- Exercise description: Each record below should be written out again exactly.
---- Data listing
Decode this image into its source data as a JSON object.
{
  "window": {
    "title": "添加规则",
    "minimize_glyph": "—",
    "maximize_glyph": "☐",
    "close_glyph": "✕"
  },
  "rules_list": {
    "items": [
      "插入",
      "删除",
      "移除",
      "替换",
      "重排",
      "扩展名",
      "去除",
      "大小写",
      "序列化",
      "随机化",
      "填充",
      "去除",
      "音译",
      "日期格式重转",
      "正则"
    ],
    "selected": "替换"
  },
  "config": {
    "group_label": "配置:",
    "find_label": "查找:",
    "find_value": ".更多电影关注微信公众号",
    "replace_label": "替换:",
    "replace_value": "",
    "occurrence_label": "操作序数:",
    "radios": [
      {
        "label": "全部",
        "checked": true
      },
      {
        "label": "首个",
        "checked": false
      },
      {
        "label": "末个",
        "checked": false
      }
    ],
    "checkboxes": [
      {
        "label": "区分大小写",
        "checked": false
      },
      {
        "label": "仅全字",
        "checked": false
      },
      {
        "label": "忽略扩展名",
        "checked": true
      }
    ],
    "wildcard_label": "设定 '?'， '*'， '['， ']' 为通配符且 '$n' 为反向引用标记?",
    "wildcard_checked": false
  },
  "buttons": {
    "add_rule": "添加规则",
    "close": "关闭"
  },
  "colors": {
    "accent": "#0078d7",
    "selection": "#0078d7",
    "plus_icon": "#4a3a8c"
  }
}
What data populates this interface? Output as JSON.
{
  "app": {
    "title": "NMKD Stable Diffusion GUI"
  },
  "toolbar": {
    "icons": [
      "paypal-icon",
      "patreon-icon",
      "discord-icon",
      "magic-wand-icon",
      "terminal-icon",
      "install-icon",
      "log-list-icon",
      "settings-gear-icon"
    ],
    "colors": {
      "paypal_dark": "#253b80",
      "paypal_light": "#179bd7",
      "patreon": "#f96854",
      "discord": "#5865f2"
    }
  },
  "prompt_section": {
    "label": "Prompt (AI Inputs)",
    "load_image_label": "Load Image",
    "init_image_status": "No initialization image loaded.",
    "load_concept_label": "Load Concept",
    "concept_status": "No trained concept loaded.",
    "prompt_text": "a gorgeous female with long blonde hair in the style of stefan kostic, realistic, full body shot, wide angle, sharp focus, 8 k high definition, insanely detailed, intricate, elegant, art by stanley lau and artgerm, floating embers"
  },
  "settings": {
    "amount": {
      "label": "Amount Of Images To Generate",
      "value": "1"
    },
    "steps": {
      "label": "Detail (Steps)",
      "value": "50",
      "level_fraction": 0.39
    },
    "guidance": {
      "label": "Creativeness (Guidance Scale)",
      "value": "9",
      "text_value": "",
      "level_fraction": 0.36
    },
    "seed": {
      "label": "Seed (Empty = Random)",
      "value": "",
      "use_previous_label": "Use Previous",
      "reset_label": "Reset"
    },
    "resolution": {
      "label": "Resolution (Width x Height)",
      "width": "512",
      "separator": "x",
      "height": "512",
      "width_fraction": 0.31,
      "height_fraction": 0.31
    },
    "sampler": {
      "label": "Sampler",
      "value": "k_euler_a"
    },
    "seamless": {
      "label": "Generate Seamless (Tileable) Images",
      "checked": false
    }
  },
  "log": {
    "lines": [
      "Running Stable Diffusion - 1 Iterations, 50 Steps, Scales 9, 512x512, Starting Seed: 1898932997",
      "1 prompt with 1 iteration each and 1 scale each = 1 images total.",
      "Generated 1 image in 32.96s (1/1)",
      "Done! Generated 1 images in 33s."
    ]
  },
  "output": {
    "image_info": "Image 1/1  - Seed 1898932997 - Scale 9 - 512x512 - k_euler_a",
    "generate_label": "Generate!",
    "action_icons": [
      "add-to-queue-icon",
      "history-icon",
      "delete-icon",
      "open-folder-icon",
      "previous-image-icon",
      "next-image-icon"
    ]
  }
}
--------
- Worked solution:
Decode this image into its source data as a JSON object.
{
  "window": {
    "title": "添加规则",
    "minimize_glyph": "—",
    "maximize_glyph": "☐",
    "close_glyph": "✕"
  },
  "rules_list": {
    "items": [
      "插入",
      "删除",
      "移除",
      "替换",
      "重排",
      "扩展名",
      "去除",
      "大小写",
      "序列化",
      "随机化",
      "填充",
      "去除",
      "音译",
      "日期格式重转",
      "正则"
    ],
    "selected": "替换"
  },
  "config": {
    "group_label": "配置:",
    "find_label": "查找:",
    "find_value": ".更多电影关注微信公众号",
    "replace_label": "替换:",
    "replace_value": "",
    "occurrence_label": "操作序数:",
    "radios": [
      {
        "label": "全部",
        "checked": true
      },
      {
        "label": "首个",
        "checked": false
      },
      {
        "label": "末个",
        "checked": false
      }
    ],
    "checkboxes": [
      {
        "label": "区分大小写",
        "checked": false
      },
      {
        "label": "仅全字",
        "checked": false
      },
      {
        "label": "忽略扩展名",
        "checked": true
      }
    ],
    "wildcard_label": "设定 '?'， '*'， '['， ']' 为通配符且 '$n' 为反向引用标记?",
    "wildcard_checked": false
  },
  "buttons": {
    "add_rule": "添加规则",
    "close": "关闭"
  },
  "colors": {
    "accent": "#0078d7",
    "selection": "#0078d7",
    "plus_icon": "#4a3a8c"
  }
}
What data populates this interface? Output as JSON.
{
  "app": {
    "title": "NMKD Stable Diffusion GUI"
  },
  "toolbar": {
    "icons": [
      "paypal-icon",
      "patreon-icon",
      "discord-icon",
      "magic-wand-icon",
      "terminal-icon",
      "install-icon",
      "log-list-icon",
      "settings-gear-icon"
    ],
    "colors": {
      "paypal_dark": "#253b80",
      "paypal_light": "#179bd7",
      "patreon": "#f96854",
      "discord": "#5865f2"
    }
  },
  "prompt_section": {
    "label": "Prompt (AI Inputs)",
    "load_image_label": "Load Image",
    "init_image_status": "No initialization image loaded.",
    "load_concept_label": "Load Concept",
    "concept_status": "No trained concept loaded.",
    "prompt_text": "a gorgeous female with long blonde hair in the style of stefan kostic, realistic, full body shot, wide angle, sharp focus, 8 k high definition, insanely detailed, intricate, elegant, art by stanley lau and artgerm, floating embers"
  },
  "settings": {
    "amount": {
      "label": "Amount Of Images To Generate",
      "value": "1"
    },
    "steps": {
      "label": "Detail (Steps)",
      "value": "50",
      "level_fraction": 0.39
    },
    "guidance": {
      "label": "Creativeness (Guidance Scale)",
      "value": "9",
      "text_value": "",
      "level_fraction": 0.36
    },
    "seed": {
      "label": "Seed (Empty = Random)",
      "value": "",
      "use_previous_label": "Use Previous",
      "reset_label": "Reset"
    },
    "resolution": {
      "label": "Resolution (Width x Height)",
      "width": "512",
      "separator": "x",
      "height": "512",
      "width_fraction": 0.31,
      "height_fraction": 0.31
    },
    "sampler": {
      "label": "Sampler",
      "value": "k_euler_a"
    },
    "seamless": {
      "label": "Generate Seamless (Tileable) Images",
      "checked": false
    }
  },
  "log": {
    "lines": [
      "Running Stable Diffusion - 1 Iterations, 50 Steps, Scales 9, 512x512, Starting Seed: 1898932997",
      "1 prompt with 1 iteration each and 1 scale each = 1 images total.",
      "Generated 1 image in 32.96s (1/1)",
      "Done! Generated 1 images in 33s."
    ]
  },
  "output": {
    "image_info": "Image 1/1  - Seed 1898932997 - Scale 9 - 512x512 - k_euler_a",
    "generate_label": "Generate!",
    "action_icons": [
      "add-to-queue-icon",
      "history-icon",
      "delete-icon",
      "open-folder-icon",
      "previous-image-icon",
      "next-image-icon"
    ]
  }
}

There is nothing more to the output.